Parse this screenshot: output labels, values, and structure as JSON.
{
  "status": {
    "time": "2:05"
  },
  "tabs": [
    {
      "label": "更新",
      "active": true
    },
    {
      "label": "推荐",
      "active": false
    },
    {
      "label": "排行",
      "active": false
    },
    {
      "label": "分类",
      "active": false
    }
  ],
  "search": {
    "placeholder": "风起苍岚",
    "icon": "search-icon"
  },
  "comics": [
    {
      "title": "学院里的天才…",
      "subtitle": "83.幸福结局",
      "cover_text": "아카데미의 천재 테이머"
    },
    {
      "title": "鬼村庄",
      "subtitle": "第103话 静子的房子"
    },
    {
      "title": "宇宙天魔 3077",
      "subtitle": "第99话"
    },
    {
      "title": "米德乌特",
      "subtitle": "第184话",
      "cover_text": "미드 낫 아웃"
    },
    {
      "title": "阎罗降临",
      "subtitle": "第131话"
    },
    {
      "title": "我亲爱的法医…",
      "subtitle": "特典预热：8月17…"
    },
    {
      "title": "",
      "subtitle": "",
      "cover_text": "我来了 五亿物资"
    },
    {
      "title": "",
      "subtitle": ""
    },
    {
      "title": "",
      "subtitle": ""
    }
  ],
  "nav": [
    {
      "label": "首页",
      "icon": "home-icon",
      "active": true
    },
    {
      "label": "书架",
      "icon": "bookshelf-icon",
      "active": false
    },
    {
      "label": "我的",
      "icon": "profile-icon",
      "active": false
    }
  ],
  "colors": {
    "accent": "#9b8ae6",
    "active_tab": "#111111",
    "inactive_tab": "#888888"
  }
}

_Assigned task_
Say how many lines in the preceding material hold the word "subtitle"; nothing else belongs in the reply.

_Answer_
9